Ceratocystis platani is a fungus that causes a disease on plane trees in the genus Platanus, mostly in North America and Southern Europe.

Ceratocystis platani
Canker stain of plane
Scientific classification Edit this classification
Domain: Eukaryota
Kingdom: Fungi
Division: Ascomycota
Class: Sordariomycetes
Order: Microascales
Family: Ceratocystidaceae
Genus: Ceratocystis
C. platani
Binomial name
Ceratocystis platani
(J.M.Walter) Engelbr. & T.C.Harr. (2005)
  • Endoconidiophora fimbriata f. platani J.M.Walter (1951)
  • Ceratocystis fimbriata f. platani C.May & J.G.Palmer (1959)

Description edit

Ceratocystis platani is believed to be native to southeastern USA.[1] The fungus was previously considered to be part of the Ceratocystis fimbriata species complex as Ceratocystis fimbriata f. platani.[2] It was elevated to the level of species in 2005.[1]

Canker stain edit

Ceratocystis platani causes a disease in plane trees known as "Canker stain of plane" (UK English) or "Canker of sycamore" (US English).[2]

The disease is caused by the phytotoxin cerato-platanin, which occurs in the cell wall of C. platani, as well as other Dikarya, and is involved in molecular fungus-host interactions.[3]

Oriental plane (Platanus orientalis) is considered highly susceptible to the fungus; American sycamore (Platanus occidentalis) probably coevolved with the fungus and is relatively resistant, while the hybrid London plane (Platanus × acerifolia) is generally intermediate in resistance between its parents.[4] The fungus is a wound parasite which rapidly infects plane trees, causing disruption of water movement, cankers and eventually death.[4] Cankers on the tree trunk are characterised by necrosis of inner bark and bluish-black to reddish-brown discolouration of sapwood.[4] The disease can cause sudden death of a portion of the crown, and trees of 30–40 cm diameter may die within 2–3 years of infection.[4]

North America edit

The disease was first reported in the USA in 1935 affecting Platanus × acerifolia.
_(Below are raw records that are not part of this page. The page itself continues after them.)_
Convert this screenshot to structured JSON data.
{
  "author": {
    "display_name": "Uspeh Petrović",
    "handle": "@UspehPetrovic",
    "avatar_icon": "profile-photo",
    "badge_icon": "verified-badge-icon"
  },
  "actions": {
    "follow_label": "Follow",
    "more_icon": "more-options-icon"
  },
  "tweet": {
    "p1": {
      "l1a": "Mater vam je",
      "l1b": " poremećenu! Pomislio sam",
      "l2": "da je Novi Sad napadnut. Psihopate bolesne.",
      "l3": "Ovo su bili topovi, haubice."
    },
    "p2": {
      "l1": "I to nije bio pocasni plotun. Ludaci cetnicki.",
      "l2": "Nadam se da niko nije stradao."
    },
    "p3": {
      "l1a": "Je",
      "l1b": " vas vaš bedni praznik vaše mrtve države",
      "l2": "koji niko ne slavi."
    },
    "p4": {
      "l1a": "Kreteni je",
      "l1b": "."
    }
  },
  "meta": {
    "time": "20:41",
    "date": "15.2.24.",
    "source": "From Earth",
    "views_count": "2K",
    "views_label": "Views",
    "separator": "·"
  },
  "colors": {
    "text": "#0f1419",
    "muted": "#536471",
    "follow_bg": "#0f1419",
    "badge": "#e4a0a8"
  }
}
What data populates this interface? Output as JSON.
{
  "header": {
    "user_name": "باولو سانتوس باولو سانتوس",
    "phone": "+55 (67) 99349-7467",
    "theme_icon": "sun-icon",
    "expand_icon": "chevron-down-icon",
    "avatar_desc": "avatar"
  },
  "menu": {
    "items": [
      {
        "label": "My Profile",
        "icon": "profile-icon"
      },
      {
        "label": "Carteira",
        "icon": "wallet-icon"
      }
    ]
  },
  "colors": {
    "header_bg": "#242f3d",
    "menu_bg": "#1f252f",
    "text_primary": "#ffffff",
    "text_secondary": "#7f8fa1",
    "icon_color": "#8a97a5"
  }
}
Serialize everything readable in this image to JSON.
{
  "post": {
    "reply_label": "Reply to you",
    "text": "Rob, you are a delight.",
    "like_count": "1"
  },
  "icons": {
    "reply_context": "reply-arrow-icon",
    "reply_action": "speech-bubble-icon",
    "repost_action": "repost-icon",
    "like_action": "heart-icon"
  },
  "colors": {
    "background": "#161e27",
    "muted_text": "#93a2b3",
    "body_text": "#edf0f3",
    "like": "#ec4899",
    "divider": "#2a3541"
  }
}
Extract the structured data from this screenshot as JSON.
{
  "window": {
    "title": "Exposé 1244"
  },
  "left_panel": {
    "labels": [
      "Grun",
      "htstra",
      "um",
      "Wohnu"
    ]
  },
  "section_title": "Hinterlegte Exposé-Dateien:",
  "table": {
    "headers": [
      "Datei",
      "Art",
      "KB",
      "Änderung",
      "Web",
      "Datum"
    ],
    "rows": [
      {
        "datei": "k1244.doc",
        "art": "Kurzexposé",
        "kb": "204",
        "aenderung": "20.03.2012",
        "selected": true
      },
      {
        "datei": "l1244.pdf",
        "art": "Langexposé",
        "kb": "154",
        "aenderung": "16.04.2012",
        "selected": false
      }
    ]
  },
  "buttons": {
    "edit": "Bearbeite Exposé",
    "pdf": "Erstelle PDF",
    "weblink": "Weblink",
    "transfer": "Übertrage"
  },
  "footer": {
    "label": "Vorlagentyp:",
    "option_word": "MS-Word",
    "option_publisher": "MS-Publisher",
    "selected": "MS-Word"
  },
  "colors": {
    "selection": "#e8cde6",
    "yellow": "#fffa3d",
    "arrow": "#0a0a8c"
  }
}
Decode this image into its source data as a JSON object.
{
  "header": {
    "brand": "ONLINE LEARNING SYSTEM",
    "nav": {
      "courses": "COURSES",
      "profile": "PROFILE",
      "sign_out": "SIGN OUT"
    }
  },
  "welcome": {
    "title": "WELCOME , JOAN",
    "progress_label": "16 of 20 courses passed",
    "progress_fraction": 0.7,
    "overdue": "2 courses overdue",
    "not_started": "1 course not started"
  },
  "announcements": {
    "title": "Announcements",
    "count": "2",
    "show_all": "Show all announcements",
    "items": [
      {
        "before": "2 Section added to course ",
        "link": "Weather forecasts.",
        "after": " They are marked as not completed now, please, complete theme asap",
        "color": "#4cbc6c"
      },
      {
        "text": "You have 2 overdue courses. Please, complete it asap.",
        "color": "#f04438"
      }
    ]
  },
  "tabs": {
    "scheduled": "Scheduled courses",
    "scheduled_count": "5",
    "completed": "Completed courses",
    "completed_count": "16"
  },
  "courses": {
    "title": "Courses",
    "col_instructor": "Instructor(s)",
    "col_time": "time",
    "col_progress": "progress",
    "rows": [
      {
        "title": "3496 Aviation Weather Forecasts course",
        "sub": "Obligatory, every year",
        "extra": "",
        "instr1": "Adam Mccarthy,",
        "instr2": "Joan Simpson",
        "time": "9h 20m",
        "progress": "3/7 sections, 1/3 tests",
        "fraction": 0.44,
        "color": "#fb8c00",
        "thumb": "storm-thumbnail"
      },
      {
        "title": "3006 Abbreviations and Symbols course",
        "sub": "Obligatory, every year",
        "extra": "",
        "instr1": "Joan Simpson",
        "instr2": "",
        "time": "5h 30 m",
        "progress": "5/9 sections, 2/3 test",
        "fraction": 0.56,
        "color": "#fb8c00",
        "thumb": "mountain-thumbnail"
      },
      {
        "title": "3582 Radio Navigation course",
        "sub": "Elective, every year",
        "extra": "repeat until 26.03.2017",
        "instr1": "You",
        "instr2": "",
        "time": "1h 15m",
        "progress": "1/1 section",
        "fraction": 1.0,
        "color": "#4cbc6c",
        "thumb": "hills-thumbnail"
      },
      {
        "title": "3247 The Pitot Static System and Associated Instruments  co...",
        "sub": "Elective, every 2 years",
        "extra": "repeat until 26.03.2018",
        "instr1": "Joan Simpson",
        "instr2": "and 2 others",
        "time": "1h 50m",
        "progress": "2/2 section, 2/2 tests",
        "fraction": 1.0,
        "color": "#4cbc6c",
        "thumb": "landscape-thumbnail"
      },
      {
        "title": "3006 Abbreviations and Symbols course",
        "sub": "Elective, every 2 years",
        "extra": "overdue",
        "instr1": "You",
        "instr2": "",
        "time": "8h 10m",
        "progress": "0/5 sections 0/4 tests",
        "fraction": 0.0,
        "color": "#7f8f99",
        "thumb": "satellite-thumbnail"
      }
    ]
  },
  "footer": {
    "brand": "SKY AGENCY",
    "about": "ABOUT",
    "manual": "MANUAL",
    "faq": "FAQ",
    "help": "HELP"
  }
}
In subsequent years the disease was reported in most Atlantic seaboard states. It was subsequently observed in plantations and in natural forests of Platanus occidentalis. The disease has also been reported in California.[2] In Philadelphia the disease had killed 10,000 out of a total 150,000 trees by 1945.[2] In Gloucester, New Jersey, 87% of London plane trees had died by 1949.[2]

Europe and the Near East edit

Affected trees in Agde, Southern France (2014)

The disease was first found in Europe in Marseille, France, in 1945, and is believed to have been transported there by US troops during Operation Dragoon towards the end of World War II. The pathogen is now present in most of Italy.[2] It has also been reported in Spain, Switzerland, Greece, Iran, and Armenia.[2] In Italy and the south-east of France the disease has caused serious losses.[2] In Marseille, where the first phase of infection started in 1945, 1850 Plane trees were killed between 1960 and 1972 (about 13% of the initial population).[2] At Forte dei Marmi, one of the oldest infection centres in Italy, 90% of all plane trees died of the disease in the twenty-year period from 1972-1991.[2]

Ceratocystis platani was first detected in Greece in 2003.[2] Since then, hundreds of dead and dying trees have been found along streams and rivers in southwestern Greece, and many ornamental trees have died in residential and recreational areas.[4]

In 2006 C. platani was identified as the cause of plane tree death along the Canal du Midi, a UNESCO world heritage site in France.[4] The canal is lined with around 42,000 plane trees and up to 2011, around 2,500 trees had been felled, destroyed and replaced with disease-resistant planes.[4]

References edit

  1. ^ a b Engelbrecht, C. J. B.; Harrington, T. C. (2005). "Intersterility, morphology and taxonomy of Ceratocystis fimbriata on sweet potato, cacao and sycamore". Mycologia. 97 (1): 57–69. doi:10.3852/mycologia.97.1.57. PMID 16389957.
  2. ^ a b c d e f g h i j k Rapid Pest Risk Analysis for Ceratocystis platani Archived May 13, 2013, at the Wayback Machine, FERA, retrieved 27 February 2014
  3. ^ Chen, Hongxin; Kovalchuk, Andriy; Keriö, Susanna; Asiegbu, Fred O. (20 January 2017). "Distribution and bioinformatic analysis of the cerato-platanin protein family in Dikarya". Mycologia. 105 (2013): 1479–1488. doi:10.3852/13-115. PMID 23928425. S2CID 23984426.
  4. ^ a b c d e f g Ceratocystis platani (fungus) Archived 2014-03-07 at the Wayback Machine, issg Database: Ecology of Ceratocystis platani, retrieved 27 February 2014

External links edit

  Media related to Ceratocystis platani at Wikimedia Commons